As Trevor McDonald has experienced, often when people get confused they get angry. In the same way that so many women face criticism for their choices about motherhood, the “best interests of the child” can become a permission slip to attack an individual for their identity or decisions rather than to engage in any meaningful reflection on why traversing gender boundaries is so threatening.
This is the second part of our short series on motherhood. Click on the links below for other articles in the series:
Part one: A womb of her own: risking uterus transplant for pregnancy
Jennifer Power receives funding from the Australian Research Council, VicHealth, Relationships Australia and ACON and in kind support from Gay and Lesbian Health Victoria and the Queensland Association for Healthy Communities.
This article was originally published at The Conversation. Read the original article.
Wednesday, October 10, 2012
Work, Love, Play study, we have developed a set of Practice Guidelines for health and welfare professionals who might be working with same-sex attracted parents and their families.
I am always a bit cynical about Guidelines.
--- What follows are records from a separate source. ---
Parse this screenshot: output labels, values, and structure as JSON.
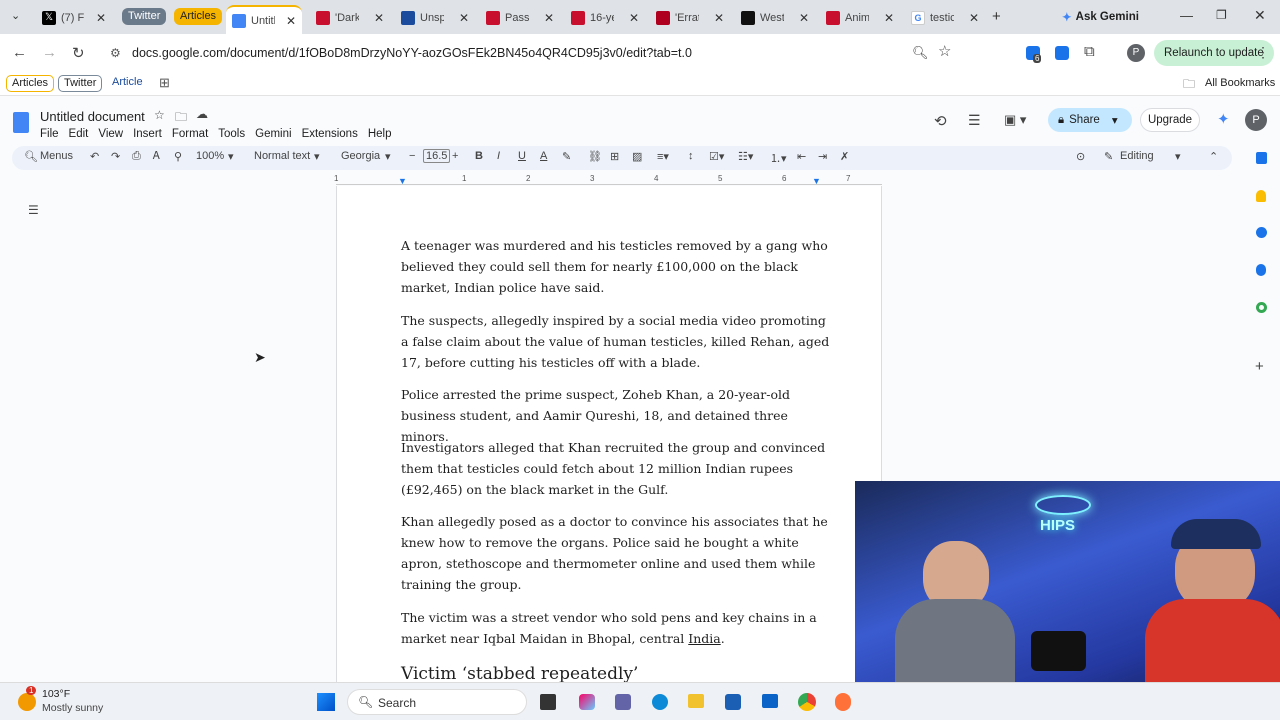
{
  "tabs": [
    {
      "title": "(7) Fr",
      "color": "#000000"
    },
    {
      "title": "Untitl",
      "color": "#4285f4",
      "active": true
    },
    {
      "title": "'Dark",
      "color": "#c8102e"
    },
    {
      "title": "Unsp",
      "color": "#1a4b9c"
    },
    {
      "title": "Passe",
      "color": "#c8102e"
    },
    {
      "title": "16-ye",
      "color": "#c8102e"
    },
    {
      "title": "'Errat",
      "color": "#b00020"
    },
    {
      "title": "West",
      "color": "#111111"
    },
    {
      "title": "Anim",
      "color": "#c8102e"
    },
    {
      "title": "testic",
      "color": "#ffffff"
    }
  ],
  "tab_groups": {
    "twitter": "Twitter",
    "articles": "Articles"
  },
  "ask_gemini": "Ask Gemini",
  "url": "docs.google.com/document/d/1fOBoD8mDrzyNoYY-aozGOsFEk2BN45o4QR4CD95j3v0/edit?tab=t.0",
  "extension_badge": "6",
  "relaunch": "Relaunch to update",
  "bookmarks": {
    "articles": "Articles",
    "twitter": "Twitter",
    "article": "Article",
    "all": "All Bookmarks"
  },
  "doc": {
    "title": "Untitled document",
    "menus": [
      "File",
      "Edit",
      "View",
      "Insert",
      "Format",
      "Tools",
      "Gemini",
      "Extensions",
      "Help"
    ],
    "share": "Share",
    "upgrade": "Upgrade",
    "avatar": "P"
  },
  "toolbar": {
    "menus": "Menus",
    "zoom": "100%",
    "style": "Normal text",
    "font": "Georgia",
    "font_size": "16.5",
    "mode": "Editing"
  },
  "ruler": [
    "1",
    "1",
    "2",
    "3",
    "4",
    "5",
    "6",
    "7"
  ],
  "paragraphs": [
    "A teenager was murdered and his testicles removed by a gang who believed they could sell them for nearly £100,000 on the black market, Indian police have said.",
    "The suspects, allegedly inspired by a social media video promoting a false claim about the value of human testicles, killed Rehan, aged 17, before cutting his testicles off with a blade.",
    "Police arrested the prime suspect, Zoheb Khan, a 20-year-old business student, and Aamir Qureshi, 18, and detained three minors.",
    "Investigators alleged that Khan recruited the group and convinced them that testicles could fetch about 12 million Indian rupees (£92,465) on the black market in the Gulf.",
    "Khan allegedly posed as a doctor to convince his associates that he knew how to remove the organs. Police said he bought a white apron, stethoscope and thermometer online and used them while training the group."
  ],
  "para6_text": "The victim was a street vendor who sold pens and key chains in a market near Iqbal Maidan in Bhopal, central ",
  "para6_link": "India",
  "para6_end": ".",
  "heading": "Victim ‘stabbed repeatedly’",
  "weather": {
    "temp": "103°F",
    "desc": "Mostly sunny",
    "badge": "1"
  },
  "taskbar_search": "Search",
  "webcam_sign": "HIPS"
}
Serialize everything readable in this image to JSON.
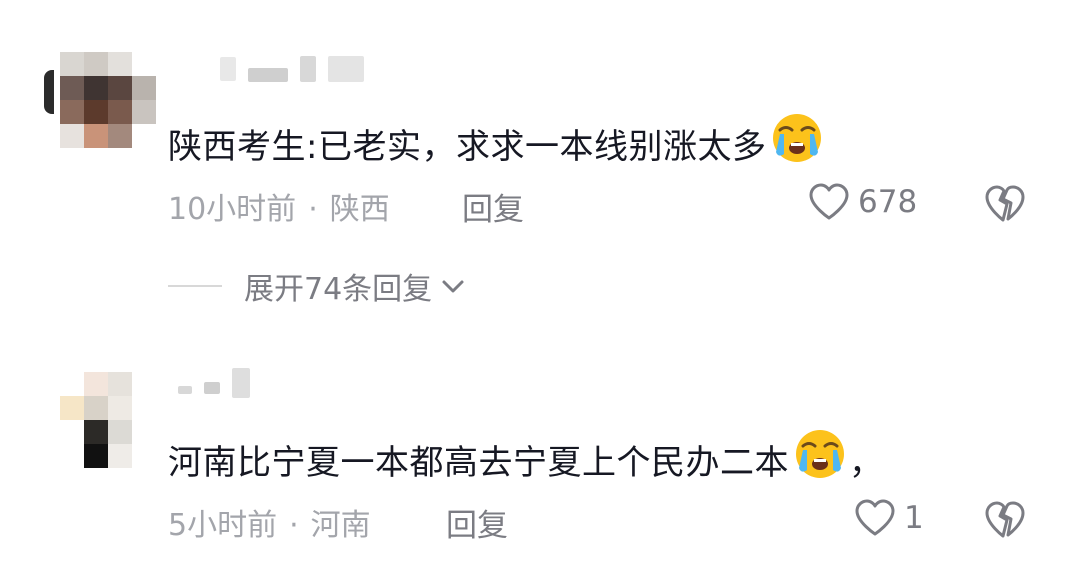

Do they really change much? We all know most end up collecting dust.
But the central aim of these Guidelines was to get people to think about their own practice and whether what they currently do is inclusive or inadvertently exclusive of LGBT couples and families. So, hopefully, even if someone only browses these Guidelines once before putting them on the shelf that will be enough to spark some sort of reflection.
In the development of these Guidelines we spoke to same-sex attracted parents and to service providers (some of whom worked a lot with same-sex couples and some of whom had very little experience). The service providers all expressed an interest in resources that could help them feel more comfortable and confident working with same-sex couples—many said they felt ‘naive’ when it came to same-sex parented families. They were interested in ways in which same-sex couples created their families and family life, but were worried that they would ask the wrong questions or use the wrong words. So our Guidelines are partly educative (what are some myths about same-sex attracted parents? what do same-sex couples value when using services?) and partly instructive (what are some ‘door opening questions’ that will invite people to tell you about their family?).
These Guidelines are free and I am happy to send copies out to parents or to organisations. Just email or call me on 03 9385 5131 (Australian number) for more information or to place an order.
The Bouverie Centre also conducts training for health and welfare services on working with same-sex parented families. If you are interested in more information about this just email or call.